Down to the last word, output the records below, skipping any images.

[Dataset rows describing interfaces]
________
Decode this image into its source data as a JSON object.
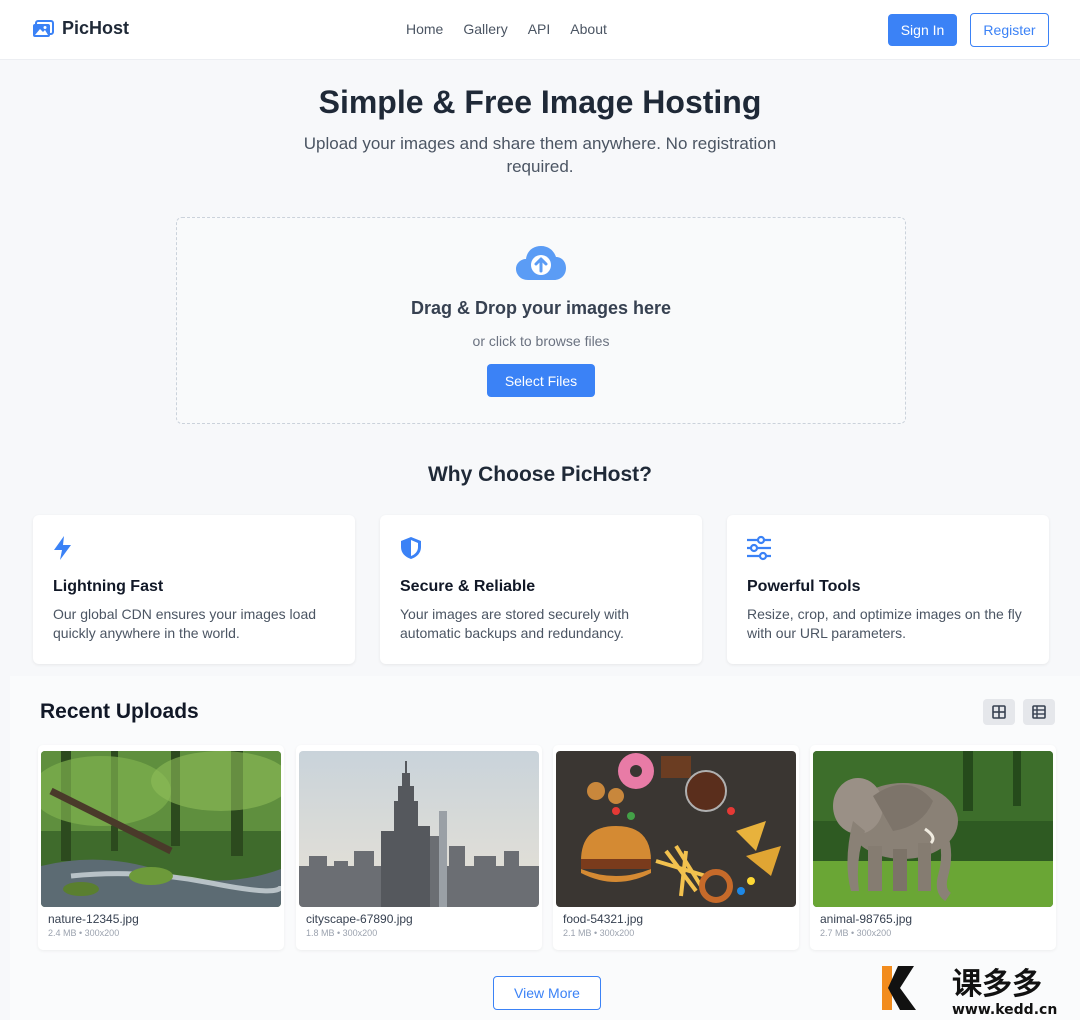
{
  "brand": {
    "name": "PicHost",
    "accent": "#3b82f6"
  },
  "nav": {
    "items": [
      "Home",
      "Gallery",
      "API",
      "About"
    ]
  },
  "auth": {
    "signin": "Sign In",
    "register": "Register"
  },
  "hero": {
    "title": "Simple & Free Image Hosting",
    "subtitle": "Upload your images and share them anywhere. No registration required."
  },
  "upload": {
    "title": "Drag & Drop your images here",
    "subtitle": "or click to browse files",
    "button": "Select Files",
    "icon": "cloud-upload-icon"
  },
  "features": {
    "heading": "Why Choose PicHost?",
    "items": [
      {
        "icon": "lightning-icon",
        "title": "Lightning Fast",
        "desc": "Our global CDN ensures your images load quickly anywhere in the world."
      },
      {
        "icon": "shield-icon",
        "title": "Secure & Reliable",
        "desc": "Your images are stored securely with automatic backups and redundancy."
      },
      {
        "icon": "sliders-icon",
        "title": "Powerful Tools",
        "desc": "Resize, crop, and optimize images on the fly with our URL parameters."
      }
    ]
  },
  "recent": {
    "heading": "Recent Uploads",
    "items": [
      {
        "name": "nature-12345.jpg",
        "meta": "2.4 MB • 300x200"
      },
      {
        "name": "cityscape-67890.jpg",
        "meta": "1.8 MB • 300x200"
      },
      {
        "name": "food-54321.jpg",
        "meta": "2.1 MB • 300x200"
      },
      {
        "name": "animal-98765.jpg",
        "meta": "2.7 MB • 300x200"
      }
    ],
    "view_more": "View More"
  },
  "watermark": {
    "text": "课多多",
    "url": "www.kedd.cn"
  }
}
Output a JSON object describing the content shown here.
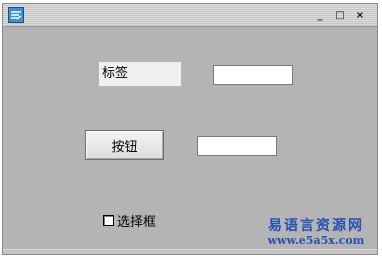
{
  "window": {
    "icon": "app-icon",
    "controls": {
      "minimize": "_",
      "maximize": "□",
      "close": "×"
    }
  },
  "form": {
    "label_text": "标签",
    "edit1_value": "",
    "edit2_value": "",
    "button_label": "按钮",
    "checkbox_label": "选择框",
    "checkbox_checked": false
  },
  "watermark": {
    "title": "易语言资源网",
    "url": "www.e5a5x.com"
  },
  "colors": {
    "window_bg": "#b4b4b4",
    "watermark": "#2a4fb5"
  }
}
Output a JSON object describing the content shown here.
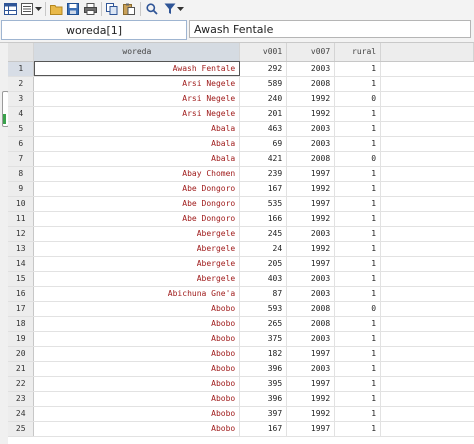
{
  "toolbar": {
    "icons": [
      "data-editor-icon",
      "variables-manager-icon",
      "dropdown-arrow-icon",
      "open-icon",
      "save-icon",
      "print-icon",
      "copy-icon",
      "paste-icon",
      "find-icon",
      "filter-icon",
      "dropdown-arrow-icon"
    ]
  },
  "editbar": {
    "cell_reference": "woreda[1]",
    "cell_value": "Awash Fentale"
  },
  "grid": {
    "columns": [
      "woreda",
      "v001",
      "v007",
      "rural"
    ],
    "rows": [
      {
        "n": "1",
        "woreda": "Awash Fentale",
        "v001": "292",
        "v007": "2003",
        "rural": "1"
      },
      {
        "n": "2",
        "woreda": "Arsi Negele",
        "v001": "589",
        "v007": "2008",
        "rural": "1"
      },
      {
        "n": "3",
        "woreda": "Arsi Negele",
        "v001": "240",
        "v007": "1992",
        "rural": "0"
      },
      {
        "n": "4",
        "woreda": "Arsi Negele",
        "v001": "201",
        "v007": "1992",
        "rural": "1"
      },
      {
        "n": "5",
        "woreda": "Abala",
        "v001": "463",
        "v007": "2003",
        "rural": "1"
      },
      {
        "n": "6",
        "woreda": "Abala",
        "v001": "69",
        "v007": "2003",
        "rural": "1"
      },
      {
        "n": "7",
        "woreda": "Abala",
        "v001": "421",
        "v007": "2008",
        "rural": "0"
      },
      {
        "n": "8",
        "woreda": "Abay Chomen",
        "v001": "239",
        "v007": "1997",
        "rural": "1"
      },
      {
        "n": "9",
        "woreda": "Abe Dongoro",
        "v001": "167",
        "v007": "1992",
        "rural": "1"
      },
      {
        "n": "10",
        "woreda": "Abe Dongoro",
        "v001": "535",
        "v007": "1997",
        "rural": "1"
      },
      {
        "n": "11",
        "woreda": "Abe Dongoro",
        "v001": "166",
        "v007": "1992",
        "rural": "1"
      },
      {
        "n": "12",
        "woreda": "Abergele",
        "v001": "245",
        "v007": "2003",
        "rural": "1"
      },
      {
        "n": "13",
        "woreda": "Abergele",
        "v001": "24",
        "v007": "1992",
        "rural": "1"
      },
      {
        "n": "14",
        "woreda": "Abergele",
        "v001": "205",
        "v007": "1997",
        "rural": "1"
      },
      {
        "n": "15",
        "woreda": "Abergele",
        "v001": "403",
        "v007": "2003",
        "rural": "1"
      },
      {
        "n": "16",
        "woreda": "Abichuna Gne'a",
        "v001": "87",
        "v007": "2003",
        "rural": "1"
      },
      {
        "n": "17",
        "woreda": "Abobo",
        "v001": "593",
        "v007": "2008",
        "rural": "0"
      },
      {
        "n": "18",
        "woreda": "Abobo",
        "v001": "265",
        "v007": "2008",
        "rural": "1"
      },
      {
        "n": "19",
        "woreda": "Abobo",
        "v001": "375",
        "v007": "2003",
        "rural": "1"
      },
      {
        "n": "20",
        "woreda": "Abobo",
        "v001": "182",
        "v007": "1997",
        "rural": "1"
      },
      {
        "n": "21",
        "woreda": "Abobo",
        "v001": "396",
        "v007": "2003",
        "rural": "1"
      },
      {
        "n": "22",
        "woreda": "Abobo",
        "v001": "395",
        "v007": "1997",
        "rural": "1"
      },
      {
        "n": "23",
        "woreda": "Abobo",
        "v001": "396",
        "v007": "1992",
        "rural": "1"
      },
      {
        "n": "24",
        "woreda": "Abobo",
        "v001": "397",
        "v007": "1992",
        "rural": "1"
      },
      {
        "n": "25",
        "woreda": "Abobo",
        "v001": "167",
        "v007": "1997",
        "rural": "1"
      }
    ]
  },
  "colors": {
    "string_text": "#a01d1d",
    "numeric_text": "#222222",
    "header_bg": "#ededed"
  }
}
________
## Response to the exercise
Decode this image into its source data as a JSON object.
{
  "brand": {
    "name": "PicHost",
    "accent": "#3b82f6"
  },
  "nav": {
    "items": [
      "Home",
      "Gallery",
      "API",
      "About"
    ]
  },
  "auth": {
    "signin": "Sign In",
    "register": "Register"
  },
  "hero": {
    "title": "Simple & Free Image Hosting",
    "subtitle": "Upload your images and share them anywhere. No registration required."
  },
  "upload": {
    "title": "Drag & Drop your images here",
    "subtitle": "or click to browse files",
    "button": "Select Files",
    "icon": "cloud-upload-icon"
  },
  "features": {
    "heading": "Why Choose PicHost?",
    "items": [
      {
        "icon": "lightning-icon",
        "title": "Lightning Fast",
        "desc": "Our global CDN ensures your images load quickly anywhere in the world."
      },
      {
        "icon": "shield-icon",
        "title": "Secure & Reliable",
        "desc": "Your images are stored securely with automatic backups and redundancy."
      },
      {
        "icon": "sliders-icon",
        "title": "Powerful Tools",
        "desc": "Resize, crop, and optimize images on the fly with our URL parameters."
      }
    ]
  },
  "recent": {
    "heading": "Recent Uploads",
    "items": [
      {
        "name": "nature-12345.jpg",
        "meta": "2.4 MB • 300x200"
      },
      {
        "name": "cityscape-67890.jpg",
        "meta": "1.8 MB • 300x200"
      },
      {
        "name": "food-54321.jpg",
        "meta": "2.1 MB • 300x200"
      },
      {
        "name": "animal-98765.jpg",
        "meta": "2.7 MB • 300x200"
      }
    ],
    "view_more": "View More"
  },
  "watermark": {
    "text": "课多多",
    "url": "www.kedd.cn"
  }
}
Output a JSON object describing the content shown here.
{
  "window": {
    "icon": "app-icon",
    "controls": {
      "minimize": "_",
      "maximize": "□",
      "close": "×"
    }
  },
  "form": {
    "label_text": "标签",
    "edit1_value": "",
    "edit2_value": "",
    "button_label": "按钮",
    "checkbox_label": "选择框",
    "checkbox_checked": false
  },
  "watermark": {
    "title": "易语言资源网",
    "url": "www.e5a5x.com"
  },
  "colors": {
    "window_bg": "#b4b4b4",
    "watermark": "#2a4fb5"
  }
}
Output a JSON object describing the content shown here.
{
  "toolbar": {
    "icons": [
      "data-editor-icon",
      "variables-manager-icon",
      "dropdown-arrow-icon",
      "open-icon",
      "save-icon",
      "print-icon",
      "copy-icon",
      "paste-icon",
      "find-icon",
      "filter-icon",
      "dropdown-arrow-icon"
    ]
  },
  "editbar": {
    "cell_reference": "woreda[1]",
    "cell_value": "Awash Fentale"
  },
  "grid": {
    "columns": [
      "woreda",
      "v001",
      "v007",
      "rural"
    ],
    "rows": [
      {
        "n": "1",
        "woreda": "Awash Fentale",
        "v001": "292",
        "v007": "2003",
        "rural": "1"
      },
      {
        "n": "2",
        "woreda": "Arsi Negele",
        "v001": "589",
        "v007": "2008",
        "rural": "1"
      },
      {
        "n": "3",
        "woreda": "Arsi Negele",
        "v001": "240",
        "v007": "1992",
        "rural": "0"
      },
      {
        "n": "4",
        "woreda": "Arsi Negele",
        "v001": "201",
        "v007": "1992",
        "rural": "1"
      },
      {
        "n": "5",
        "woreda": "Abala",
        "v001": "463",
        "v007": "2003",
        "rural": "1"
      },
      {
        "n": "6",
        "woreda": "Abala",
        "v001": "69",
        "v007": "2003",
        "rural": "1"
      },
      {
        "n": "7",
        "woreda": "Abala",
        "v001": "421",
        "v007": "2008",
        "rural": "0"
      },
      {
        "n": "8",
        "woreda": "Abay Chomen",
        "v001": "239",
        "v007": "1997",
        "rural": "1"
      },
      {
        "n": "9",
        "woreda": "Abe Dongoro",
        "v001": "167",
        "v007": "1992",
        "rural": "1"
      },
      {
        "n": "10",
        "woreda": "Abe Dongoro",
        "v001": "535",
        "v007": "1997",
        "rural": "1"
      },
      {
        "n": "11",
        "woreda": "Abe Dongoro",
        "v001": "166",
        "v007": "1992",
        "rural": "1"
      },
      {
        "n": "12",
        "woreda": "Abergele",
        "v001": "245",
        "v007": "2003",
        "rural": "1"
      },
      {
        "n": "13",
        "woreda": "Abergele",
        "v001": "24",
        "v007": "1992",
        "rural": "1"
      },
      {
        "n": "14",
        "woreda": "Abergele",
        "v001": "205",
        "v007": "1997",
        "rural": "1"
      },
      {
        "n": "15",
        "woreda": "Abergele",
        "v001": "403",
        "v007": "2003",
        "rural": "1"
      },
      {
        "n": "16",
        "woreda": "Abichuna Gne'a",
        "v001": "87",
        "v007": "2003",
        "rural": "1"
      },
      {
        "n": "17",
        "woreda": "Abobo",
        "v001": "593",
        "v007": "2008",
        "rural": "0"
      },
      {
        "n": "18",
        "woreda": "Abobo",
        "v001": "265",
        "v007": "2008",
        "rural": "1"
      },
      {
        "n": "19",
        "woreda": "Abobo",
        "v001": "375",
        "v007": "2003",
        "rural": "1"
      },
      {
        "n": "20",
        "woreda": "Abobo",
        "v001": "182",
        "v007": "1997",
        "rural": "1"
      },
      {
        "n": "21",
        "woreda": "Abobo",
        "v001": "396",
        "v007": "2003",
        "rural": "1"
      },
      {
        "n": "22",
        "woreda": "Abobo",
        "v001": "395",
        "v007": "1997",
        "rural": "1"
      },
      {
        "n": "23",
        "woreda": "Abobo",
        "v001": "396",
        "v007": "1992",
        "rural": "1"
      },
      {
        "n": "24",
        "woreda": "Abobo",
        "v001": "397",
        "v007": "1992",
        "rural": "1"
      },
      {
        "n": "25",
        "woreda": "Abobo",
        "v001": "167",
        "v007": "1997",
        "rural": "1"
      }
    ]
  },
  "colors": {
    "string_text": "#a01d1d",
    "numeric_text": "#222222",
    "header_bg": "#ededed"
  }
}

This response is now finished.